Chicago at Oklahoma City
Time: 8:30 PM CT (ESPN)
Spread: OKC -3.5
Betting odds c/o 5dimes
Despite mass instability and a plethora of offensive issues, the Chicago Bulls have still halved their last 10 games and are just a game below .500. With just a 9-14 road record, however, a major challenge awaits tonight in facing Russell Westbrook and the Oklahoma City Thunder. Westbrook and company are 16-6 at Chesapeake Energy Arena, and the Thunder are 28-21 overall as losers of its past two games. NBA oddsmakers set the line 3.5 points in favor of OKC, a team currently in possession of the No. 7 spot in the Western Conference.
Chicago’s issues all could have been forseen: mediocrity and poor play from starting point guard Rajon Rondo (“starting,” that is, as his demotion has no longer made him that), and a sheer lack of shooting as one of the poorest three-point shooting teams in the Association. Chicago has had spacing issues all season, and the underperformance of Doug McDermott and Nikola Mirotic basically spelled doom before anyone could say “breakout season!” for either of the respective forwards.
Mirotic may eventually find himself on the block, and the Bulls seem all but destined to make a move to shake things up. The formula for winning basketball in this era just is not composed by having poor shooting guards, and Rondo and Dwyane Wade have been that throughout their otherwise very solid careers. Pairing them? That is just a mistake.
Even so, the Bulls are in the thick of things in the Eastern Conference playoff chase. Chicago trails No. 6 Indiana by just two games, and home court advantage in the first round is still in play with No. 4 Washington just 4.5 games ahead. But Chicago has to put the petal to the metal now, and that just has not happened. Fred Hoiberg is reaching new levels of frustration with his team’s offensive futility, and 101.6 points per game just is not enough with the way the NBA has trended towards high scoring play the last few seasons.
Chicago did wisely part ways with Derrick Rose, but addressing the court spacing has to be the primary issue in tinkering with this roster and attempting to put a product on the court that can compete with the hot shooting of other teams both in the East and also the flamethrowing clubs out West like Houston and Golden State. Attaining to that level of play with the Bulls mediocre offensive options hardly even seems possible, but Chicago should be able to hang with a lower-tier team like tonight’s opponent in the Thunder.
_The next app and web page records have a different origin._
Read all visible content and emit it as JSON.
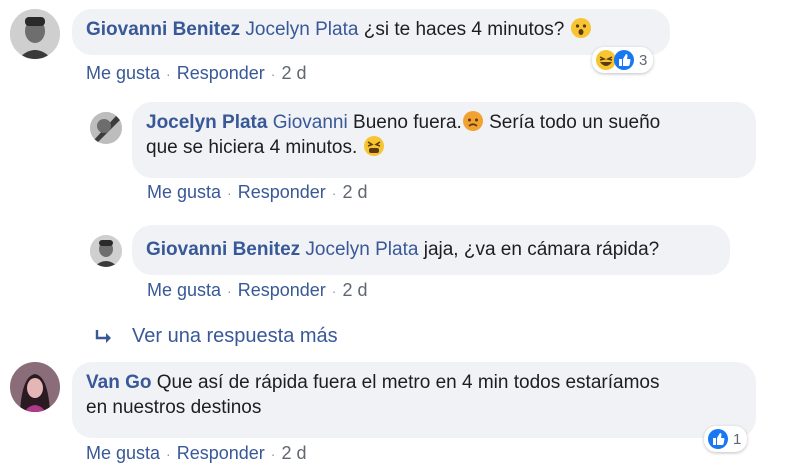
{
  "comments": [
    {
      "author": "Giovanni Benitez",
      "mention": "Jocelyn Plata",
      "text": "¿si te haces 4 minutos?",
      "emoji": "surprised-face-emoji",
      "like_label": "Me gusta",
      "reply_label": "Responder",
      "time": "2 d",
      "reactions": {
        "icons": [
          "laughing-face-emoji",
          "like-icon"
        ],
        "count": "3"
      }
    },
    {
      "author": "Jocelyn Plata",
      "mention": "Giovanni",
      "text_line1": "Bueno fuera.",
      "emoji1": "frowning-face-emoji",
      "text_line1b": " Sería todo un sueño",
      "text_line2": "que se hiciera 4 minutos.",
      "emoji2": "tired-face-emoji",
      "like_label": "Me gusta",
      "reply_label": "Responder",
      "time": "2 d"
    },
    {
      "author": "Giovanni Benitez",
      "mention": "Jocelyn Plata",
      "text": "jaja, ¿va en cámara rápida?",
      "like_label": "Me gusta",
      "reply_label": "Responder",
      "time": "2 d"
    },
    {
      "author": "Van Go",
      "text_line1": "Que así de rápida fuera el metro en 4 min todos estaríamos",
      "text_line2": "en nuestros destinos",
      "like_label": "Me gusta",
      "reply_label": "Responder",
      "time": "2 d",
      "reactions": {
        "icons": [
          "like-icon"
        ],
        "count": "1"
      }
    }
  ],
  "more_replies_label": "Ver una respuesta más",
  "colors": {
    "link": "#385898",
    "bubble": "#f0f2f5",
    "meta": "#606770"
  }
}
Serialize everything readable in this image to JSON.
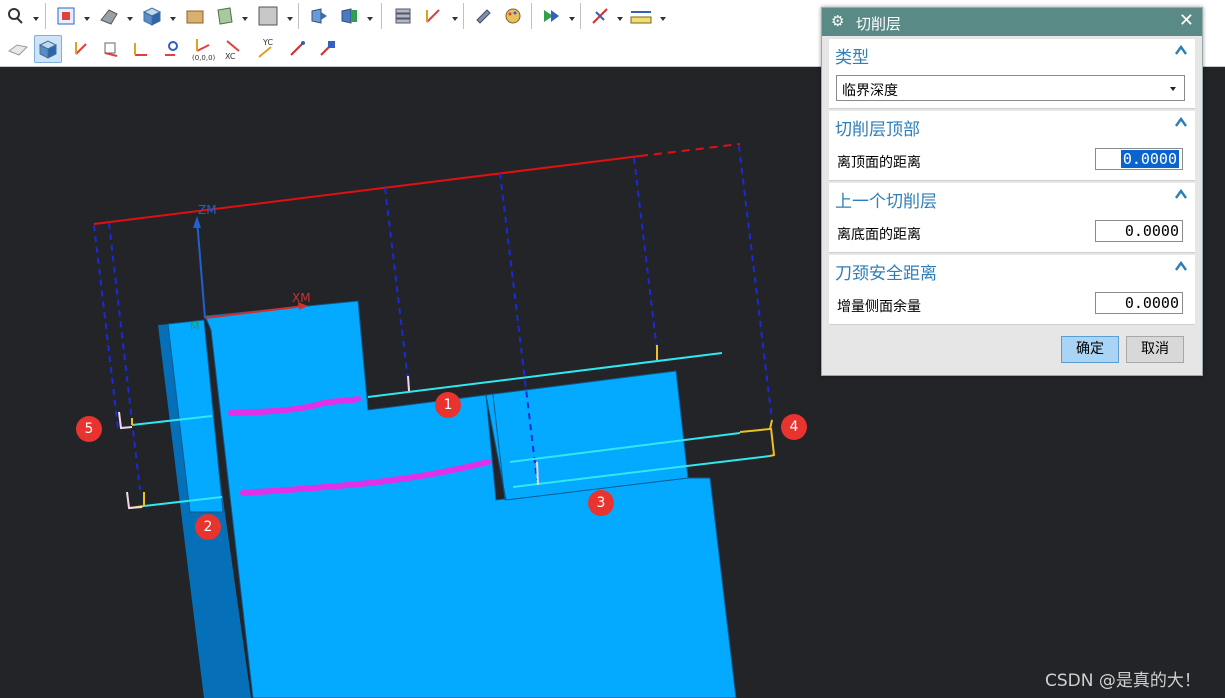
{
  "toolbar": {
    "row1_icons": [
      "magnifier-icon",
      "fit-view-icon",
      "shaded-view-icon",
      "solid-cube-icon",
      "folder-icon",
      "sheet-icon",
      "blank-square-icon",
      "orient-view-icon",
      "section-view-icon",
      "layers-icon",
      "wcs-icon",
      "tool-icon",
      "palette-icon",
      "display-icon",
      "arrange-icon",
      "measure-icon"
    ],
    "row2_icons": [
      "static-wireframe-icon",
      "shaded-cube-icon",
      "wcs-origin-icon",
      "wcs-dynamic-icon",
      "axis-icon",
      "rotate-wcs-icon",
      "origin-point-icon",
      "xc-axis-icon",
      "yc-axis-icon",
      "orient-wcs-icon",
      "save-wcs-icon"
    ]
  },
  "viewport": {
    "axis_labels": {
      "zm": "ZM",
      "xm": "XM",
      "m": "M"
    },
    "badges": [
      "1",
      "2",
      "3",
      "4",
      "5"
    ]
  },
  "dialog": {
    "title": "切削层",
    "sections": {
      "type": {
        "header": "类型",
        "value": "临界深度"
      },
      "top": {
        "header": "切削层顶部",
        "label": "离顶面的距离",
        "value": "0.0000"
      },
      "prev": {
        "header": "上一个切削层",
        "label": "离底面的距离",
        "value": "0.0000"
      },
      "neck": {
        "header": "刀颈安全距离",
        "label": "增量侧面余量",
        "value": "0.0000"
      }
    },
    "ok": "确定",
    "cancel": "取消"
  },
  "colors": {
    "title_bar": "#5a8a85",
    "section_header": "#2e7fb8",
    "part_face": "#04aaff",
    "part_side": "#0570b8",
    "red_line": "#e01010",
    "cyan_line": "#30e8f0",
    "magenta_line": "#e030e8",
    "projection_blue": "#1a2ad8",
    "yellow": "#f0c020"
  },
  "watermark": "CSDN @是真的大！"
}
Of course, no teams really hang with the Thunder when Russell Westbrook is locked in and playing smart basketball. His averaging of a triple-double has the chance to go down as a major historical achievement, and the only thing standing between Westbrook and an MVP award is the fact that James Harden is similarly lighting it up for a more successful Houston Rockets team.
Even so, the Thunder have successfully transitioned out of the Kevin Durant era, and new acquisitions Victor Oladipo and Domantas Sabonis have both been effective additions to the team.
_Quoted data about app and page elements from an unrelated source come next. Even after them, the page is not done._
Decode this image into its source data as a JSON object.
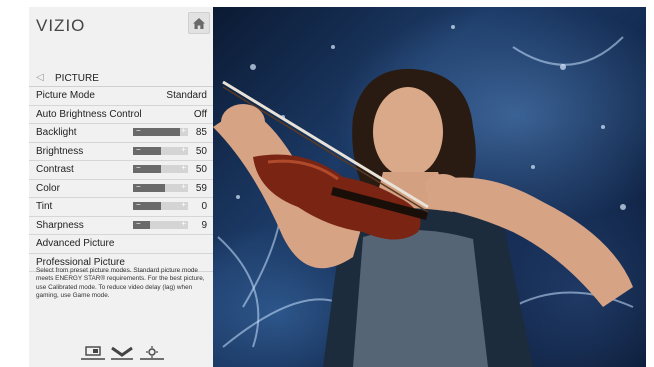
{
  "brand": "VIZIO",
  "home_icon": "home-icon",
  "menu": {
    "section_title": "PICTURE",
    "rows": [
      {
        "label": "Picture Mode",
        "value": "Standard"
      },
      {
        "label": "Auto Brightness Control",
        "value": "Off"
      },
      {
        "label": "Backlight",
        "value": "85",
        "level": 0.85
      },
      {
        "label": "Brightness",
        "value": "50",
        "level": 0.5
      },
      {
        "label": "Contrast",
        "value": "50",
        "level": 0.5
      },
      {
        "label": "Color",
        "value": "59",
        "level": 0.59
      },
      {
        "label": "Tint",
        "value": "0",
        "level": 0.5
      },
      {
        "label": "Sharpness",
        "value": "9",
        "level": 0.3
      },
      {
        "label": "Advanced Picture",
        "value": ""
      },
      {
        "label": "Professional Picture",
        "value": ""
      }
    ],
    "description": "Select from preset picture modes. Standard picture mode meets ENERGY STAR® requirements. For the best picture, use Calibrated mode. To reduce video delay (lag) when gaming, use Game mode."
  },
  "bottom_icons": [
    "screen-icon",
    "chevron-down-icon",
    "settings-icon"
  ],
  "colors": {
    "panel_bg": "#f1f1f1",
    "slider_fill": "#6a6a6a",
    "slider_track": "#d4d4d4"
  }
}
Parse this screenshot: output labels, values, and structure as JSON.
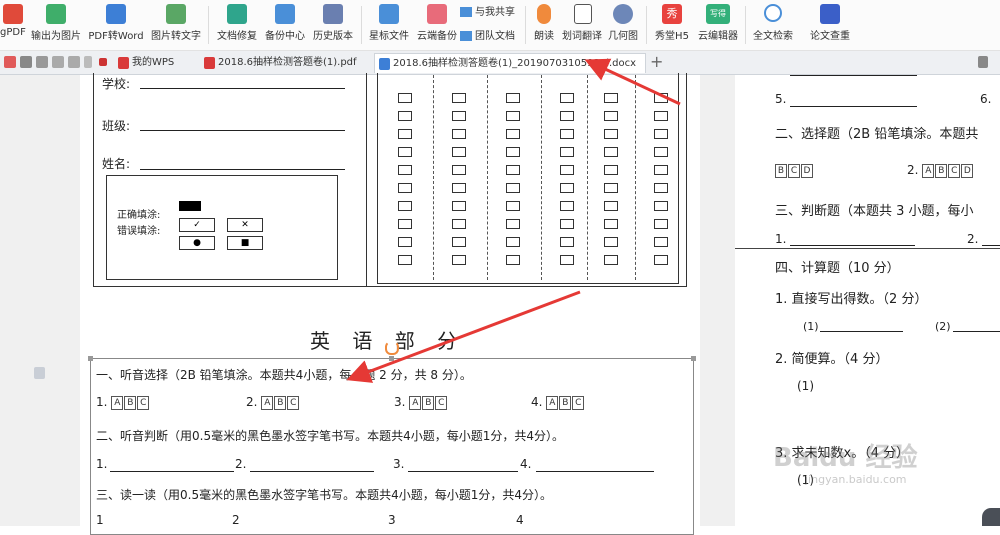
{
  "toolbar": {
    "items": [
      {
        "label": "gPDF",
        "icon": "pdf-icon"
      },
      {
        "label": "输出为图片",
        "icon": "export-image-icon"
      },
      {
        "label": "PDF转Word",
        "icon": "pdf-to-word-icon"
      },
      {
        "label": "图片转文字",
        "icon": "image-to-text-icon"
      },
      {
        "label": "文档修复",
        "icon": "doc-repair-icon"
      },
      {
        "label": "备份中心",
        "icon": "backup-icon"
      },
      {
        "label": "历史版本",
        "icon": "history-icon"
      },
      {
        "label": "星标文件",
        "icon": "star-file-icon"
      },
      {
        "label": "云端备份",
        "icon": "cloud-backup-icon"
      },
      {
        "label": "与我共享",
        "icon": "shared-icon"
      },
      {
        "label": "团队文档",
        "icon": "team-doc-icon"
      },
      {
        "label": "朗读",
        "icon": "read-aloud-icon"
      },
      {
        "label": "划词翻译",
        "icon": "translate-icon"
      },
      {
        "label": "几何图",
        "icon": "geometry-icon"
      },
      {
        "label": "秀堂H5",
        "icon": "xiutang-icon"
      },
      {
        "label": "云编辑器",
        "icon": "cloud-editor-icon"
      },
      {
        "label": "全文检索",
        "icon": "search-icon"
      },
      {
        "label": "论文查重",
        "icon": "plagiarism-check-icon"
      }
    ],
    "xiutang_badge": "秀",
    "editor_badge": "写得"
  },
  "tabs": [
    {
      "label": "我的WPS"
    },
    {
      "label": "2018.6抽样检测答题卷(1).pdf"
    },
    {
      "label": "2018.6抽样检测答题卷(1)_20190703105936l.docx"
    }
  ],
  "new_tab_symbol": "+",
  "left_page": {
    "school_label": "学校:",
    "class_label": "班级:",
    "name_label": "姓名:",
    "correct_fill_label": "正确填涂:",
    "wrong_fill_label": "错误填涂:",
    "wrong_marks": [
      "✓",
      "✕",
      "●",
      "■"
    ],
    "grid_cell_text": "[□]",
    "section_title": "英 语 部 分",
    "q1_title": "一、听音选择（2B 铅笔填涂。本题共4小题，每小题 2 分，共 8 分）。",
    "q1_numbers": [
      "1.",
      "2.",
      "3.",
      "4."
    ],
    "options": [
      "A",
      "B",
      "C"
    ],
    "q2_title": "二、听音判断（用0.5毫米的黑色墨水签字笔书写。本题共4小题，每小题1分，共4分）。",
    "q2_numbers": [
      "1.",
      "2.",
      "3.",
      "4."
    ],
    "q3_title": "三、读一读（用0.5毫米的黑色墨水签字笔书写。本题共4小题，每小题1分，共4分）。",
    "q3_numbers": [
      "1",
      "2",
      "3",
      "4"
    ]
  },
  "right_page": {
    "q5_label": "5.",
    "q6_label": "6.",
    "choice_title": "二、选择题（2B 铅笔填涂。本题共",
    "choice_options_1": [
      "B",
      "C",
      "D"
    ],
    "choice_num_2": "2.",
    "choice_options_2": [
      "A",
      "B",
      "C",
      "D"
    ],
    "judge_title": "三、判断题（本题共 3 小题，每小",
    "judge_1": "1.",
    "judge_2": "2.",
    "calc_title": "四、计算题（10 分）",
    "calc_1": "1. 直接写出得数。（2 分）",
    "calc_1_a": "(1)",
    "calc_1_b": "(2)",
    "calc_2": "2. 简便算。（4 分）",
    "calc_2_a": "(1)",
    "calc_3": "3. 求未知数x。（4 分）",
    "calc_3_a": "(1)",
    "watermark": "Baidu 经验",
    "watermark_url": "jingyan.baidu.com"
  },
  "colors": {
    "arrow": "#e53935",
    "accent_blue": "#4a8fd8",
    "tab_active_border": "#cfd4da"
  }
}
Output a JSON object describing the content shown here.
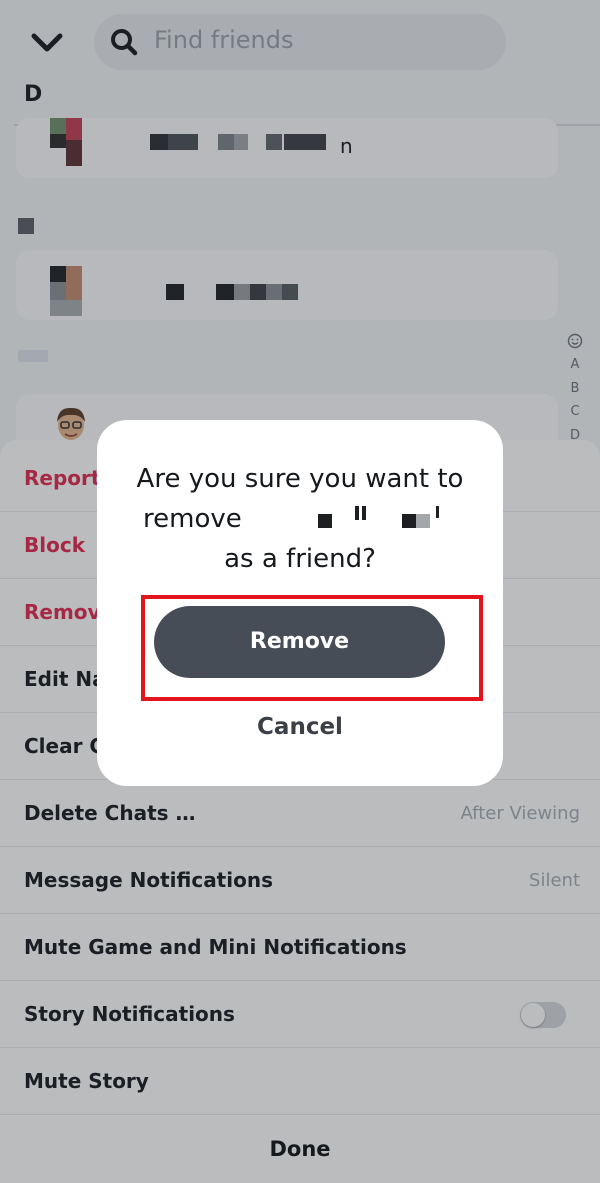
{
  "search": {
    "placeholder": "Find friends"
  },
  "friends_list": {
    "section_letter": "D",
    "friend_name_suffix": "n",
    "alpha_index": [
      "A",
      "B",
      "C",
      "D"
    ]
  },
  "action_sheet": {
    "items": [
      {
        "label": "Report",
        "value": "",
        "style": "red"
      },
      {
        "label": "Block",
        "value": "",
        "style": "red"
      },
      {
        "label": "Remove",
        "value": "",
        "style": "red"
      },
      {
        "label": "Edit Name",
        "value": "",
        "style": "normal"
      },
      {
        "label": "Clear Conversation",
        "value": "",
        "style": "normal"
      },
      {
        "label": "Delete Chats …",
        "value": "After Viewing",
        "style": "normal"
      },
      {
        "label": "Message Notifications",
        "value": "Silent",
        "style": "normal"
      },
      {
        "label": "Mute Game and Mini Notifications",
        "value": "",
        "style": "normal"
      },
      {
        "label": "Story Notifications",
        "value": "",
        "style": "toggle",
        "toggle_on": false
      },
      {
        "label": "Mute Story",
        "value": "",
        "style": "normal"
      }
    ],
    "done_label": "Done"
  },
  "dialog": {
    "line1": "Are you sure you want to",
    "line2_prefix": "remove",
    "line3": "as a friend?",
    "confirm_label": "Remove",
    "cancel_label": "Cancel"
  },
  "colors": {
    "destructive": "#e4264d",
    "primary_button": "#474d57",
    "highlight_outline": "#e3141b"
  }
}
Beyond that, the strong defensive play of Steven Adams and his polar-opposite Enes Kanter has been encouraging. The Thunder have the option even of playing Adams and Kanter together, a twin-tower lineup that has proven itself surprisingly effective. OKC may still need a secondary star, and Oladipo may or may not be that, but the Thunder are undeniably a threat to any elite Western Conference team, even if not any sort of favorite against the true contending teams in the West.
Having a player of Westbrook’s caliber more or less assures that, in many senses. The Bulls will have their hands full with Russ, and given Chicago’s poor play and OKC’s relative-strength at home, this game should go roughly in the manner NBA oddsmakers prognosticate: an OKC win.